→ **BRIEF**
Go over the data and copy out each line with "heading" in it.

→ **AVAILABLE DATA**
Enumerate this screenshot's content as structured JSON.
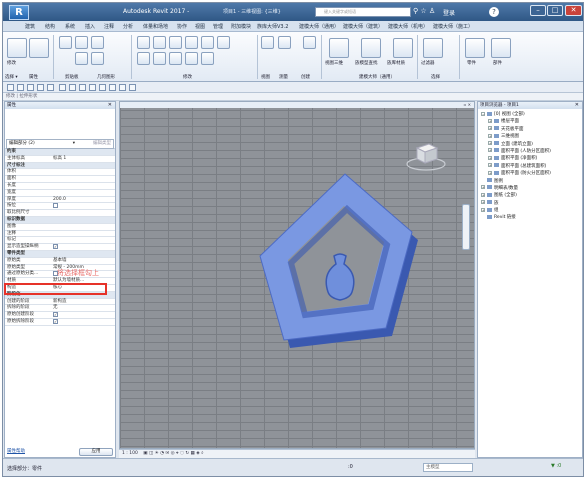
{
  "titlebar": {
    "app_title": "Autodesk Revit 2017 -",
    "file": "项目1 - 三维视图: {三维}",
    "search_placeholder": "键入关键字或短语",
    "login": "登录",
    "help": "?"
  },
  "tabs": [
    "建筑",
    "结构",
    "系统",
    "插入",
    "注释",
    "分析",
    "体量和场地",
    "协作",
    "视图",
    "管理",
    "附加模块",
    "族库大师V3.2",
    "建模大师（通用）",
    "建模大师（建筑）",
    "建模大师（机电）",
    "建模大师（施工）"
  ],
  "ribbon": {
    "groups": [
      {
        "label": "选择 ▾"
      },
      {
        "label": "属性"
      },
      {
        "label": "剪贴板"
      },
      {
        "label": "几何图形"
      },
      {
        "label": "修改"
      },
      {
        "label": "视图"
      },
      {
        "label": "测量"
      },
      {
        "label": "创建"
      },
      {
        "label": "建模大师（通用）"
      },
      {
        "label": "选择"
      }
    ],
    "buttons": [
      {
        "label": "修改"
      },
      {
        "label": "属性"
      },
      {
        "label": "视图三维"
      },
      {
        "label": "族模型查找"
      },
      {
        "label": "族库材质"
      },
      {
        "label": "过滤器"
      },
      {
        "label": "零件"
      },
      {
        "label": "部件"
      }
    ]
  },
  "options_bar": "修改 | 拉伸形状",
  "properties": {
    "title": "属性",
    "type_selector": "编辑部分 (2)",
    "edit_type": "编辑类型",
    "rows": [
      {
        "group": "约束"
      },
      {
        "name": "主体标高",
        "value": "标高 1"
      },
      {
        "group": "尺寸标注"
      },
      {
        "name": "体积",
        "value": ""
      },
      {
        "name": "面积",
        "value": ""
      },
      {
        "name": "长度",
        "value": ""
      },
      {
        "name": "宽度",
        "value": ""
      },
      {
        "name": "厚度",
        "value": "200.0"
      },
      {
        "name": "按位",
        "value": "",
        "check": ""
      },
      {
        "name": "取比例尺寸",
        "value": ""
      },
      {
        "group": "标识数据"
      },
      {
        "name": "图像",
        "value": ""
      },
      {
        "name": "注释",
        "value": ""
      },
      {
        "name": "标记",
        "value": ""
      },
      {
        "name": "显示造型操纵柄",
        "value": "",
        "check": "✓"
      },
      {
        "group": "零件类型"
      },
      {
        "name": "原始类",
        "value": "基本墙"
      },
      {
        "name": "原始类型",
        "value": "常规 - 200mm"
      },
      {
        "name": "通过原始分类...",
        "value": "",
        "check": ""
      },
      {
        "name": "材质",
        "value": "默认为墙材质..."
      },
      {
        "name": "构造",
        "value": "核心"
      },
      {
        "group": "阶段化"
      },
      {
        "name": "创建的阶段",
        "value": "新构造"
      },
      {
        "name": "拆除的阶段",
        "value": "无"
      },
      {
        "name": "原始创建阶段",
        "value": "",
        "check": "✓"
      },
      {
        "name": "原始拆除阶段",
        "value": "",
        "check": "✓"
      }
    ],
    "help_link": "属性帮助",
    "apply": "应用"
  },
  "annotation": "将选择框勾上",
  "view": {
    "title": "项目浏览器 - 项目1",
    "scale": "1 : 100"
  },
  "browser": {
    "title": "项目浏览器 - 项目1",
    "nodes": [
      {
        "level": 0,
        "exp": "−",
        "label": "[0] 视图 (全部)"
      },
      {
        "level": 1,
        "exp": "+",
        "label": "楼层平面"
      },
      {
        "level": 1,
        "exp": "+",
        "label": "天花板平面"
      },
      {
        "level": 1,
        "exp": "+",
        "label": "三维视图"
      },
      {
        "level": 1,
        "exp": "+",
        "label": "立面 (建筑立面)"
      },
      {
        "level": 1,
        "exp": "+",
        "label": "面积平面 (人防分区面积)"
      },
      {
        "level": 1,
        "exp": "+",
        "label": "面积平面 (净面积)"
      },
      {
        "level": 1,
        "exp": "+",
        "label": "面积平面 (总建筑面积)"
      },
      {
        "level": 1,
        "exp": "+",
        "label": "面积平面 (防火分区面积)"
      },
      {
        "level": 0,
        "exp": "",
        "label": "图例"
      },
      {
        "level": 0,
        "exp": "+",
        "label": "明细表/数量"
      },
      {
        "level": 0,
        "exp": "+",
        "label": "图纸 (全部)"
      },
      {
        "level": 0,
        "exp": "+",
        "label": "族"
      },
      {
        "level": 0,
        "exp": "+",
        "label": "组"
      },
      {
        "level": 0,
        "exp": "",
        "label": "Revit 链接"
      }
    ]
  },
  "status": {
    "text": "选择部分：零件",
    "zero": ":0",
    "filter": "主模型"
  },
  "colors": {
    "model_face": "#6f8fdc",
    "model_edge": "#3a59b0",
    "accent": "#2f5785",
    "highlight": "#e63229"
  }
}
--
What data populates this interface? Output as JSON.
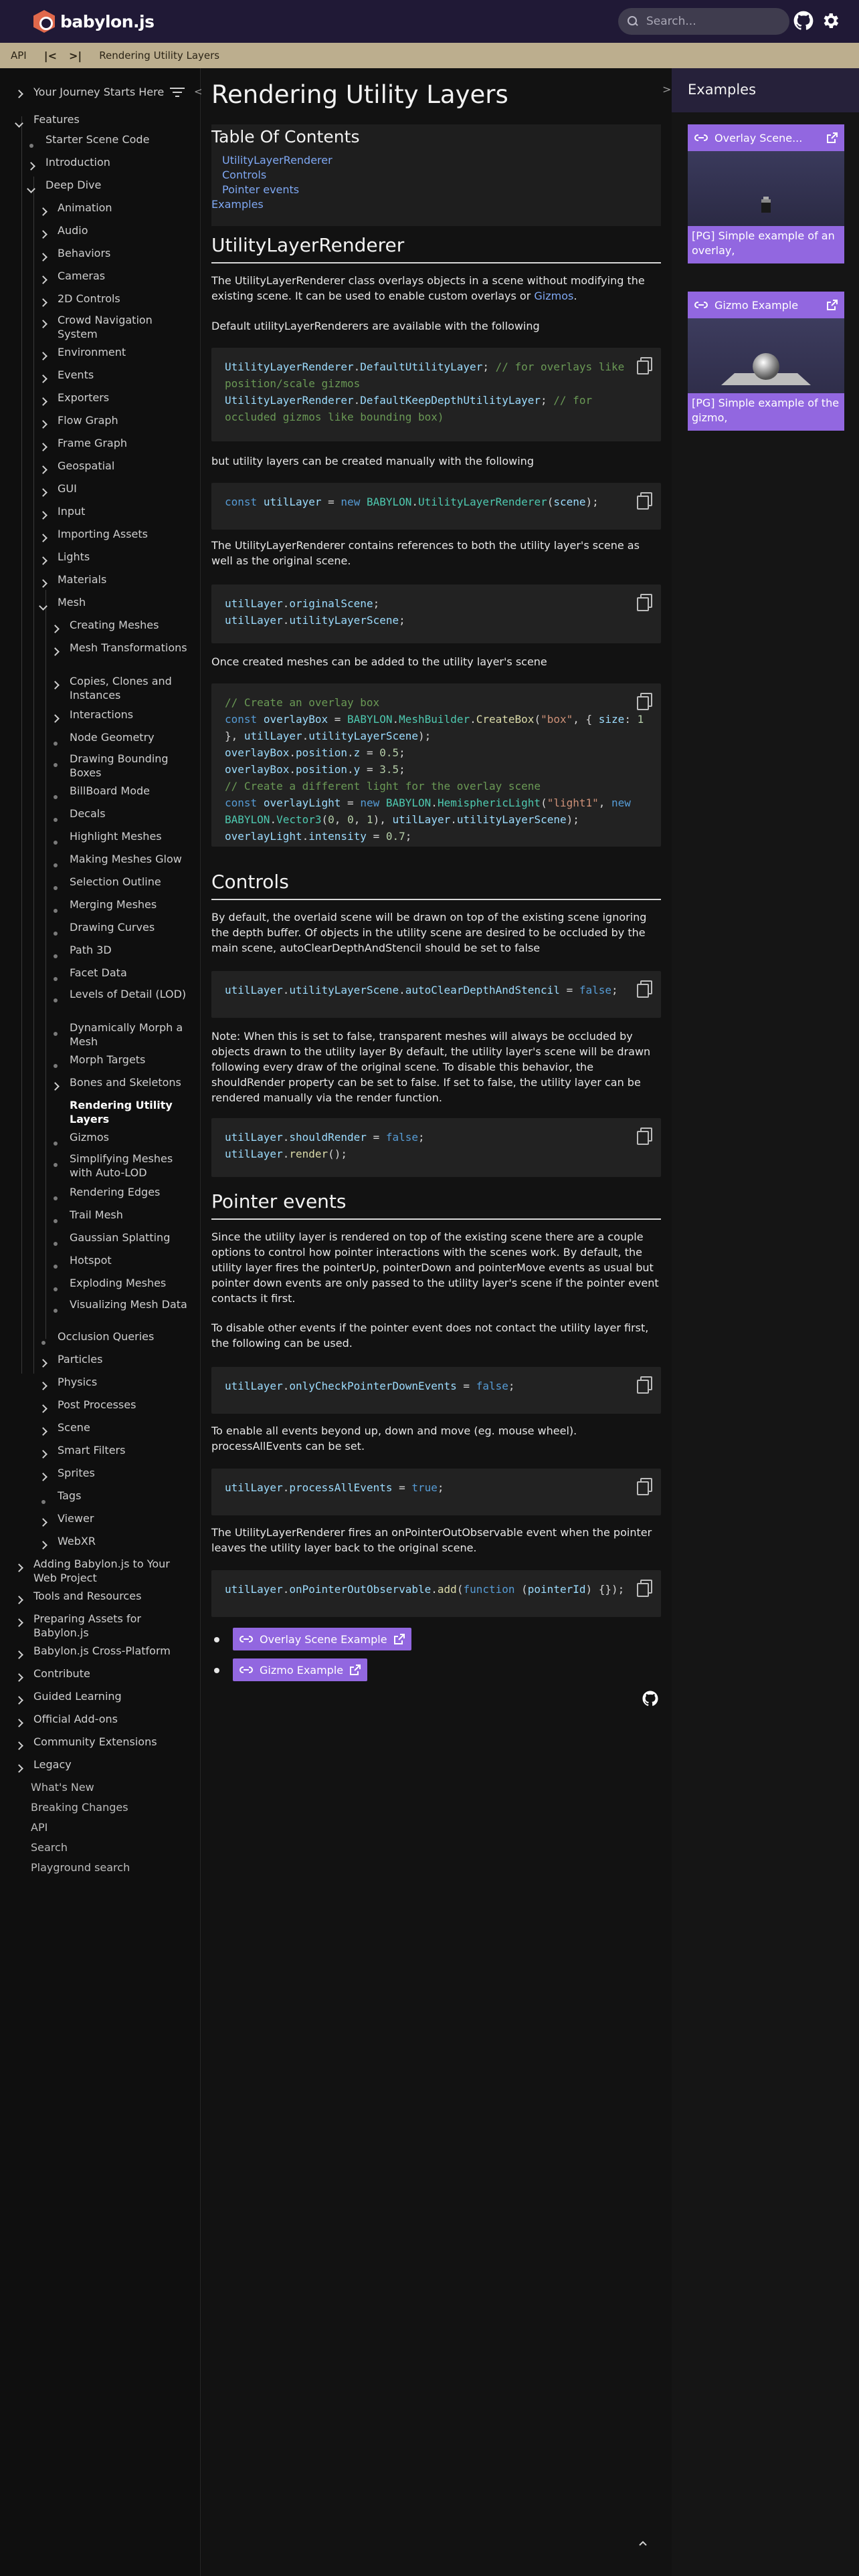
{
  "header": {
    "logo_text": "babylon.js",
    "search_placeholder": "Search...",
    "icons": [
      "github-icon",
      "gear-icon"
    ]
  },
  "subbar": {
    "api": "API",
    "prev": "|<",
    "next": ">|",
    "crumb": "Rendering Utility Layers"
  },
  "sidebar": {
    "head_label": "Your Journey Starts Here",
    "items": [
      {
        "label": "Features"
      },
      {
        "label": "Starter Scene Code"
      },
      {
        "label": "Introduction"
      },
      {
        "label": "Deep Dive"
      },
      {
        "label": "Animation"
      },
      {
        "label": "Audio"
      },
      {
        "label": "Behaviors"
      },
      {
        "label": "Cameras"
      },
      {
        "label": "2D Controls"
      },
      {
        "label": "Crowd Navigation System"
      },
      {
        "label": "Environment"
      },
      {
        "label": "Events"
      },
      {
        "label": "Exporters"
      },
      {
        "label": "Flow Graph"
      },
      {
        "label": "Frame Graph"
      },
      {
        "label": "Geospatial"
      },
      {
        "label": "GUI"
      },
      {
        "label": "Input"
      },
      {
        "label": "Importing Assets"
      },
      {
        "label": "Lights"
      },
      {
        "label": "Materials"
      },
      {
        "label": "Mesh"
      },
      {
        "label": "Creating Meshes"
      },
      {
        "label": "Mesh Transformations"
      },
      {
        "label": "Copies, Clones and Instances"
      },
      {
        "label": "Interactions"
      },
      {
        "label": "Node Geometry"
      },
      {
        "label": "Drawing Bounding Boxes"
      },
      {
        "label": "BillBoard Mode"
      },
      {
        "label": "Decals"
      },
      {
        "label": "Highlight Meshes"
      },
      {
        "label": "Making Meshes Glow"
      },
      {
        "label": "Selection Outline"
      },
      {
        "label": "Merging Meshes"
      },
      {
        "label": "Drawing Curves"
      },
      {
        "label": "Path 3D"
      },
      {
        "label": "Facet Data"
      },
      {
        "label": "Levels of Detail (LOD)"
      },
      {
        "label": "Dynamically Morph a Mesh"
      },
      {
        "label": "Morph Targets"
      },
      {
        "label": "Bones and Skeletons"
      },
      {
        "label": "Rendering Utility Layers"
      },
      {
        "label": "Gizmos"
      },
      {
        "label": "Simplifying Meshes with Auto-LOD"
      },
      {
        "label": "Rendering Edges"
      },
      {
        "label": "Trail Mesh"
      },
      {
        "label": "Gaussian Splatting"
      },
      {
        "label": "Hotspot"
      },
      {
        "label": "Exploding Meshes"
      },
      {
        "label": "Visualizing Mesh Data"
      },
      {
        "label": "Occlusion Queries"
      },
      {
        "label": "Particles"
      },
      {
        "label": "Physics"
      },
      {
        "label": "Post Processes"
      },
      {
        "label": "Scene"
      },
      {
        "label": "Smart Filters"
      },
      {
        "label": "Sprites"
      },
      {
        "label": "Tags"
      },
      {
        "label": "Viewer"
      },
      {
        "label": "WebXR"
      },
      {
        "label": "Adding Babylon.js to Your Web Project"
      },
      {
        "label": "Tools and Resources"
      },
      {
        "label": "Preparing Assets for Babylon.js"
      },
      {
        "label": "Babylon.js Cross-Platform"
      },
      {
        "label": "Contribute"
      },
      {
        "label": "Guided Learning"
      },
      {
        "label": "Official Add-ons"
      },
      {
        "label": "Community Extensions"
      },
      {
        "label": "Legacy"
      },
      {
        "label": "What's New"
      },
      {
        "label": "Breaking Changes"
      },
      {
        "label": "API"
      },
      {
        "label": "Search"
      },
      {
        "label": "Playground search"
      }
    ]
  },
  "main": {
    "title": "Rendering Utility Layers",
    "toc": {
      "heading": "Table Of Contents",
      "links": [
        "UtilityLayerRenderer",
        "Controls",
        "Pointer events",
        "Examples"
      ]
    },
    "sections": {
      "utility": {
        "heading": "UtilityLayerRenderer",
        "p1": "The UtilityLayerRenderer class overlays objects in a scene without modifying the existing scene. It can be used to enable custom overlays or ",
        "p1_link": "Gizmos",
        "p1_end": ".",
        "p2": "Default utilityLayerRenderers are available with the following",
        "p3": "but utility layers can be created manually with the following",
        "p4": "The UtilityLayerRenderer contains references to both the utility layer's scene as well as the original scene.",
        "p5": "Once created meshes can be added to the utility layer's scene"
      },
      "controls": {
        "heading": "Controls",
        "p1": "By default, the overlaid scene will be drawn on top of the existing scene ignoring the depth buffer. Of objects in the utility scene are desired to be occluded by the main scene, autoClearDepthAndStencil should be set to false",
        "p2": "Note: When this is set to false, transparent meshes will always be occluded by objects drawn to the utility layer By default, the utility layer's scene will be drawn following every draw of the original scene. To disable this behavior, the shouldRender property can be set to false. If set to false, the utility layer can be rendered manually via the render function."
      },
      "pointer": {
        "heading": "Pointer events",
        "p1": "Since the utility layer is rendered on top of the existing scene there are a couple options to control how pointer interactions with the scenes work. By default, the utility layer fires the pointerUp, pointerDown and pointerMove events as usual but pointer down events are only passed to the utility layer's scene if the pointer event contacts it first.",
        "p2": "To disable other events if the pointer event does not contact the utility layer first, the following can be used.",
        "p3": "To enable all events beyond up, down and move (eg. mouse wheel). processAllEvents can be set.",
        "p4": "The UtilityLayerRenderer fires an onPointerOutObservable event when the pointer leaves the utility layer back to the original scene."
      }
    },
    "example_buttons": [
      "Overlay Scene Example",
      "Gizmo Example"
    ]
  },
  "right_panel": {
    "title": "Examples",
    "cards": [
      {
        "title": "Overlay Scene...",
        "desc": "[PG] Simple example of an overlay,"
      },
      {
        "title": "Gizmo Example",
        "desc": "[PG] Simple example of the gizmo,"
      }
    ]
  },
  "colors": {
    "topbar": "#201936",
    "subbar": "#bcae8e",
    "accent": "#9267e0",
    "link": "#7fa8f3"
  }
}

→ **ANSWER AREA**
      "heading": "Table Of Contents",
        "heading": "UtilityLayerRenderer",
        "heading": "Controls",
        "heading": "Pointer events",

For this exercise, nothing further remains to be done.